So the next time somebody suggests Amateur Radio is just a bunch of old guys talking…you call tell ‘em about this Longhorn freshman! 73s
Young Bachelor members of SCARC now have a choice – you can chase DX – or you can chase (CHASE – KG5XXX) perhaps even on Digital! Below from Chase’s Facebook page.
Ken, KB0HP gives an excellent talk and live demo of JT-65 weak signal mode and Bob K9MWM has a report from his and Sue’s (N0DBY) trip to Quartzite RV meeting and hamfest. As usual, sorry about the production quality, but I think I’m getting better at the one-man-band production system. This month I ditched Switcher Studio and tried out Rico Live multicam, which doesn’t do realtime streaming (which didn’t work all that well and gobbled up data), but does record all footage locally and render it later, which I think does a much nicer job.
Special Thanks to SCARC Vice President – Dave KD0WQC for keeping us all organized and identified. Dave has worked out an arrangement with Micro Plastics, Inc. of Glenwood Springs, CO.
Dave’s Details: The cost of each name tag with a magnetic backing is $9.98 plus tax. The cost of each name tag with a pin back is $8.59. The name tag is made with hardboard.
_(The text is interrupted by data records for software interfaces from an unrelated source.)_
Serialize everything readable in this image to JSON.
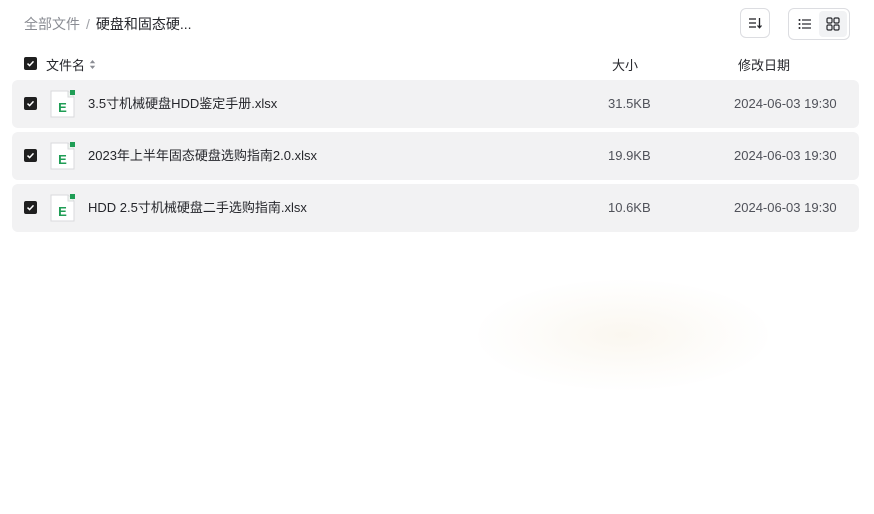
{
  "breadcrumb": {
    "root": "全部文件",
    "separator": "/",
    "current": "硬盘和固态硬..."
  },
  "toolbar": {
    "sort_icon": "sort-list-icon",
    "view_list_icon": "list-view-icon",
    "view_grid_icon": "grid-view-icon",
    "active_view": "list"
  },
  "header": {
    "name": "文件名",
    "size": "大小",
    "date": "修改日期"
  },
  "files": [
    {
      "name": "3.5寸机械硬盘HDD鉴定手册.xlsx",
      "size": "31.5KB",
      "date": "2024-06-03 19:30",
      "checked": true,
      "icon": "excel-file-icon"
    },
    {
      "name": "2023年上半年固态硬盘选购指南2.0.xlsx",
      "size": "19.9KB",
      "date": "2024-06-03 19:30",
      "checked": true,
      "icon": "excel-file-icon"
    },
    {
      "name": "HDD 2.5寸机械硬盘二手选购指南.xlsx",
      "size": "10.6KB",
      "date": "2024-06-03 19:30",
      "checked": true,
      "icon": "excel-file-icon"
    }
  ],
  "colors": {
    "row_bg": "#f2f2f3",
    "excel_green": "#1f9d55",
    "checkbox": "#1f1f1f"
  }
}
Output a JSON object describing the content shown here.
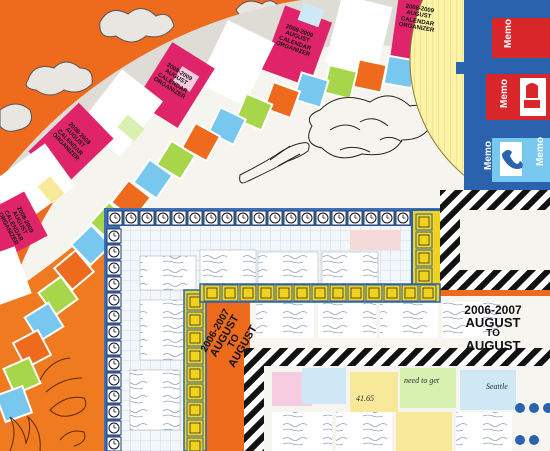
{
  "scene": {
    "description_palette": {
      "orange": "#ee6a1c",
      "magenta": "#e0246a",
      "sky": "#78c7ef",
      "lime": "#a8d64a",
      "yellow_disc": "#fbf3a8",
      "frame_blue": "#2b62ad",
      "frame_yellow": "#f1d21c",
      "red": "#d8262a",
      "paper": "#f7f5f0"
    }
  },
  "texts": {
    "cal_year_a": "2008-2009",
    "cal_words_a": "AUGUST CALENDAR ORGANIZER",
    "cal_year_b": "2008-2009",
    "cal_words_b": "AUGUST CALENDAR ORGANIZER",
    "cal_year_c": "2008-2009",
    "cal_words_c": "AUGUST CALENDAR ORGANIZER",
    "cal_year_d": "2008-2009",
    "cal_words_d": "AUGUST CALENDAR ORGANIZER",
    "cal_year_e": "2008-2009",
    "cal_words_e": "AUGUST CALENDAR ORGANIZER",
    "memo_1": "Memo",
    "memo_2": "Memo",
    "memo_3": "Memo",
    "memo_4": "Memo",
    "year_left": "2006-2007",
    "aug_left_1": "AUGUST",
    "aug_left_2": "TO",
    "aug_left_3": "AUGUST",
    "year_right": "2006-2007",
    "aug_right_1": "AUGUST",
    "aug_right_2": "TO",
    "aug_right_3": "AUGUST",
    "sticky_1": "need to get",
    "sticky_2": "41.65",
    "sticky_3": "Seattle"
  }
}
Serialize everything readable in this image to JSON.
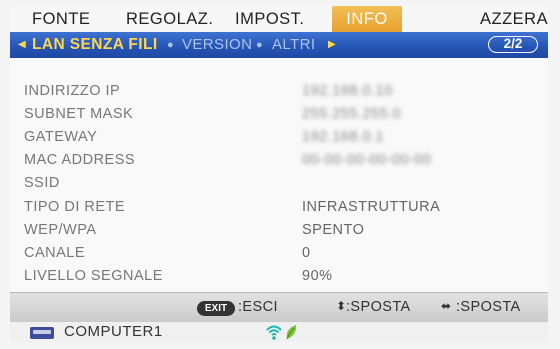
{
  "top_tabs": [
    "FONTE",
    "REGOLAZ.",
    "IMPOST.",
    "INFO",
    "AZZERA"
  ],
  "active_tab": "INFO",
  "subnav": {
    "current": "LAN SENZA FILI",
    "others": [
      "VERSION",
      "ALTRI"
    ],
    "page": "2/2"
  },
  "rows": [
    {
      "label": "INDIRIZZO IP",
      "value": "192.168.0.10"
    },
    {
      "label": "SUBNET MASK",
      "value": "255.255.255.0"
    },
    {
      "label": "GATEWAY",
      "value": "192.168.0.1"
    },
    {
      "label": "MAC ADDRESS",
      "value": "00-00-00-00-00-00"
    },
    {
      "label": "SSID",
      "value": ""
    },
    {
      "label": "TIPO DI RETE",
      "value": "INFRASTRUTTURA"
    },
    {
      "label": "WEP/WPA",
      "value": "SPENTO"
    },
    {
      "label": "CANALE",
      "value": "0"
    },
    {
      "label": "LIVELLO SEGNALE",
      "value": "90%"
    }
  ],
  "hints": {
    "exit_key": "EXIT",
    "exit": ":ESCI",
    "move_vertical": ":SPOSTA",
    "move_horizontal": ":SPOSTA"
  },
  "status": {
    "source": "COMPUTER1",
    "source_icon": "monitor-icon",
    "wireless_icon": "wifi-icon",
    "eco_icon": "leaf-icon"
  },
  "colors": {
    "active_tab": "#e8a530",
    "subnav_bg": "#2a5ab8",
    "current_sub": "#ffd74a"
  }
}
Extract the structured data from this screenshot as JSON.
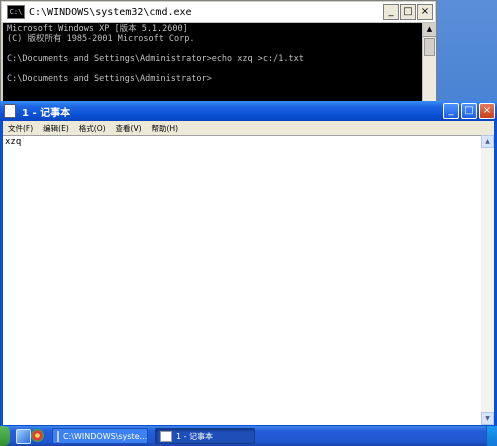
{
  "cmd_window": {
    "title": "C:\\WINDOWS\\system32\\cmd.exe",
    "icon": "cmd-icon",
    "buttons": {
      "minimize": "_",
      "maximize": "□",
      "close": "×"
    },
    "console_lines": [
      "Microsoft Windows XP [版本 5.1.2600]",
      "(C) 版权所有 1985-2001 Microsoft Corp.",
      "",
      "C:\\Documents and Settings\\Administrator>echo xzq >c:/1.txt",
      "",
      "C:\\Documents and Settings\\Administrator>"
    ],
    "colors": {
      "background": "#000000",
      "text": "#c0c0c0"
    }
  },
  "notepad_window": {
    "title": "1 - 记事本",
    "icon": "notepad-icon",
    "menu": [
      {
        "label": "文件(F)"
      },
      {
        "label": "编辑(E)"
      },
      {
        "label": "格式(O)"
      },
      {
        "label": "查看(V)"
      },
      {
        "label": "帮助(H)"
      }
    ],
    "content": "xzq",
    "colors": {
      "titlebar": "#0a50d4",
      "close_button": "#c8401a"
    }
  },
  "taskbar": {
    "quick_launch": [
      "show-desktop-icon",
      "browser-icon",
      "ie-icon"
    ],
    "tasks": [
      {
        "label": "C:\\WINDOWS\\syste...",
        "icon": "cmd-icon",
        "active": false
      },
      {
        "label": "1 - 记事本",
        "icon": "notepad-icon",
        "active": true
      }
    ],
    "colors": {
      "bar": "#245edb",
      "start": "#2f8f2f",
      "tray": "#1177d8"
    }
  }
}
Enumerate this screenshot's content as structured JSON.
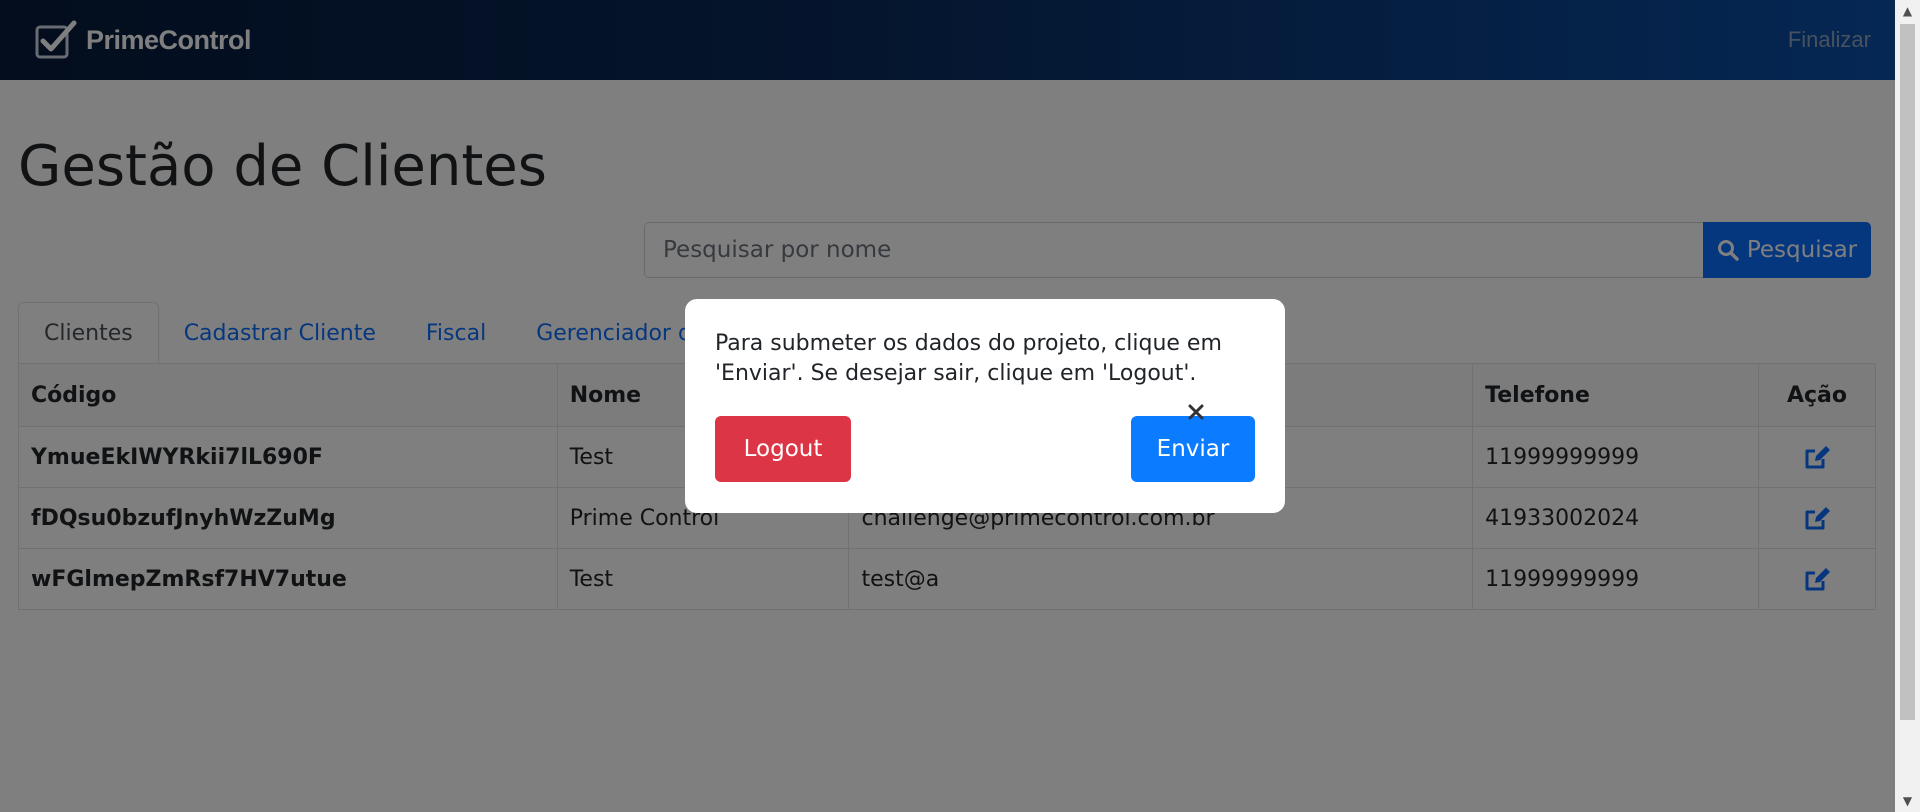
{
  "navbar": {
    "brand": "PrimeControl",
    "finalize_label": "Finalizar"
  },
  "page": {
    "title": "Gestão de Clientes"
  },
  "search": {
    "placeholder": "Pesquisar por nome",
    "button_label": "Pesquisar"
  },
  "tabs": [
    {
      "label": "Clientes",
      "active": true
    },
    {
      "label": "Cadastrar Cliente"
    },
    {
      "label": "Fiscal"
    },
    {
      "label": "Gerenciador de"
    }
  ],
  "table": {
    "headers": [
      "Código",
      "Nome",
      "",
      "Telefone",
      "Ação"
    ],
    "rows": [
      {
        "code": "YmueEkIWYRkii7lL690F",
        "name": "Test",
        "email": "",
        "phone": "11999999999"
      },
      {
        "code": "fDQsu0bzufJnyhWzZuMg",
        "name": "Prime Control",
        "email": "challenge@primecontrol.com.br",
        "phone": "41933002024"
      },
      {
        "code": "wFGlmepZmRsf7HV7utue",
        "name": "Test",
        "email": "test@a",
        "phone": "11999999999"
      }
    ]
  },
  "modal": {
    "message": "Para submeter os dados do projeto, clique em 'Enviar'. Se desejar sair, clique em 'Logout'.",
    "logout_label": "Logout",
    "send_label": "Enviar"
  },
  "colors": {
    "primary": "#0b6efd",
    "danger": "#dc3545",
    "navbar_dark": "#061a3a"
  },
  "icons": {
    "search": "search-icon",
    "edit": "edit-icon",
    "close": "close-icon",
    "logo": "checkbox-logo-icon"
  }
}
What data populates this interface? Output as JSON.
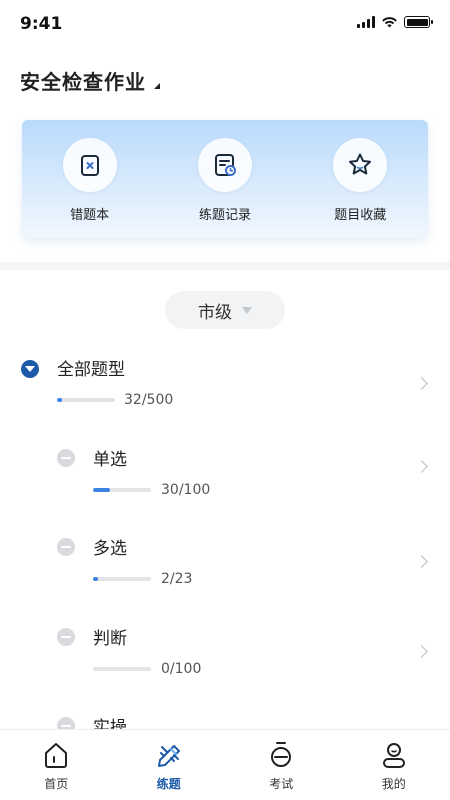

You can reduce the price if you remove your QTH.
I forgot to tell them we wanted a slash through the zero but you can tell them if you order one. I paid the setup fee so you wouldn’t have to. The addresses are as follows Micro Plastics, Inc. 531 Railroad Ave. in Rifle and 407 24th St., in Glenwood Springs. (recent change) Please EMail instead of Calling on Phone! sarahl@mpsigns—dot—-com
I tried to make it easy to get name tags here locally. They told me you can more information to customize your tag but the price will increase.
Now that we have YOU – ID’d…What about your Colorado Vehicle? OK, you can apply for a Colorado Vanity License Plate Tag if you (Click Here). Last time N0ECT checked it cost $1.00 for the front and $1.00 for the back license plate for your Colorado Vehicle. The State sends you a $2.00 Bill (after you apply – see form above) after that – they send you your new Vehicle Tags…figure 4-6 weeks depending on how busy Colorado Convicted Felons are.
Smilin’ Ken KB0HP – Says – “Earn your Ham Radio TECH License the easy Way!”
HAM RADIO -TWO-DAY- TECH LICENSE CLASS – RIFLE, Colorado
Free Training! – Only costs are textbook & test fee
SATURDAY, FEBRUARY 25TH & SATURDAY, MARCH 4TH, 2017
(you will test for your HAM license on the 4th!)
RIFLE PUBLIC LIBRARY – 207 EAST AVE
LARGE COMMUNITY ROOM UPSTAIRS
8:00 AM – 5:00 PM
INSTRUCTORS: KEN RAHN KBØHP, JIM LEGG ADØLI, DAVE RAHN KDØWQC, CLARK HECKERT K3NI, AND KEN WHITE KØWJR
SPONSORED BY SKI COUNTRY AMATEUR RADIO CLUB
Required Text: 2014-2018 Technician Class by Gordon West—Please order from Ken Rahn to receive discount price (see contact information below)
Please complete the provided Pre-Study Q & A homework at home before coming to class. Without the home study, the class probably won’t be a success.
Remember to bring picture ID and $15 for taking the Tech Exam on March 4th.
Questions? You may contact Ken at 970-625-0745 or 970-379-3427 or via
EMAIL: KB0HP -AT- YAHOO DOT-COM
See you there!